NI Vision can process images with 8-bit, 10-bit, 12-bit, 14-bit, 16-bit, floating point, or color encoding. The manner in which you encode your image depends on the nature of the image acquisition device, the type of image processing you need to use, and the type of analysis you need to perform. For example, 8-bit encoding is sufficient if you need to obtain the shape information of objects in an image. However, if you need to precisely measure the light intensity of an image or region in an image, you should use 16-bit or floating-point encoding.
Use color encoded images when your machine vision or image processing application depends on the color content of the objects you are inspecting or analyzing.
NI Vision does not directly support other types of image encoding, particularly images encoded as 1-bit, 2-bit, or 4-bit images. In these cases, NI Vision automatically transforms the image into an 8-bit image—the minimum bit depth for NI Vision—when opening the image file.
The number of planes in an image corresponds to the number of arrays of pixels that compose the image. A grayscale or pseudo-color image is composed of one plane. A true-color image is composed of three planes—one each for the red component, blue component, and green component.

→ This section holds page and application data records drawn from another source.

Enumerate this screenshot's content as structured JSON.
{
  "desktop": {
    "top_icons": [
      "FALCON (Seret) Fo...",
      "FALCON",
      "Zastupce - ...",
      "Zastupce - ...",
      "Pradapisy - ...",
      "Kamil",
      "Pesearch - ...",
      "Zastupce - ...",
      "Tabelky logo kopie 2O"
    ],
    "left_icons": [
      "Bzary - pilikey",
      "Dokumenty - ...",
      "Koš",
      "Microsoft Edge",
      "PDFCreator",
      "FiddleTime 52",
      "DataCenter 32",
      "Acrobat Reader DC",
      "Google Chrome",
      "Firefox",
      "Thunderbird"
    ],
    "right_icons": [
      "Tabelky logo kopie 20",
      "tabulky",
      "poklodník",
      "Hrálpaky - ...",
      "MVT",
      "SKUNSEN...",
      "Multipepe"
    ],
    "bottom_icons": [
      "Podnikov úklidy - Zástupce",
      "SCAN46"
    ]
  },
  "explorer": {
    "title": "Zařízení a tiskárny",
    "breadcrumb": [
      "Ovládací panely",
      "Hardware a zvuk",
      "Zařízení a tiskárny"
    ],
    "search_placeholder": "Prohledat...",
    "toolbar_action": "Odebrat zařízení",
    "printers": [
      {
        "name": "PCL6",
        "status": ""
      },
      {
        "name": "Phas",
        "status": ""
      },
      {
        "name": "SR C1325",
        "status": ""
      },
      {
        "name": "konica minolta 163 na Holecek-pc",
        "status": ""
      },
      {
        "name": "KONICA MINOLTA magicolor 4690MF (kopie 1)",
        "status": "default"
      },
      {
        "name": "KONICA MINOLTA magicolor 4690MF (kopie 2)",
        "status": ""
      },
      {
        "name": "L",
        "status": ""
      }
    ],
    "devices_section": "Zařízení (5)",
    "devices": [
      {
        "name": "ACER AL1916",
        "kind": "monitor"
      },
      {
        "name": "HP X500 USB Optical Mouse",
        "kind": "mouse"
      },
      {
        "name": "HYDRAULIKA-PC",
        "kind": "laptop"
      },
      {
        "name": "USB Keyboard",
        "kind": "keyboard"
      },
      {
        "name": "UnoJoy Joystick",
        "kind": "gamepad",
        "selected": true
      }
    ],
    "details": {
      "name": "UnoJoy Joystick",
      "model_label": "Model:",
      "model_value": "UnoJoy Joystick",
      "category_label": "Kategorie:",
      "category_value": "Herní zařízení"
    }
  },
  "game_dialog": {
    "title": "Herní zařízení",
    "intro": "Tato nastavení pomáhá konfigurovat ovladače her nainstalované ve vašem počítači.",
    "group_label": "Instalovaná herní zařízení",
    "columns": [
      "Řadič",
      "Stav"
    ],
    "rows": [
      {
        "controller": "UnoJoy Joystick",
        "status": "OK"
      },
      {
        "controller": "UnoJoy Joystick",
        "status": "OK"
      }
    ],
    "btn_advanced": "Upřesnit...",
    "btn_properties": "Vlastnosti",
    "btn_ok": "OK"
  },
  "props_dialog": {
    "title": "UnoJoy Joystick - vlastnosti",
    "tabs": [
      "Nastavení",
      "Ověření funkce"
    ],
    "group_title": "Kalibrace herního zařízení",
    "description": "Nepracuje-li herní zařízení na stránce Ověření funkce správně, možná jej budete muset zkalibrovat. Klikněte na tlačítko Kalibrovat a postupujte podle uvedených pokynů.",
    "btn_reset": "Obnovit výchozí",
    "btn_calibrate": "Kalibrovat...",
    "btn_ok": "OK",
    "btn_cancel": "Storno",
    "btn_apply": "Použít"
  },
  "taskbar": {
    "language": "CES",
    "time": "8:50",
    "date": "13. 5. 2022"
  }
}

In true-color images, the color component intensities of a pixel are coded into three different values. A color image is the combination of three arrays of pixels corresponding to the red, green, and blue components in an RGB image. HSL images are defined by their hue, saturation, and luminance values.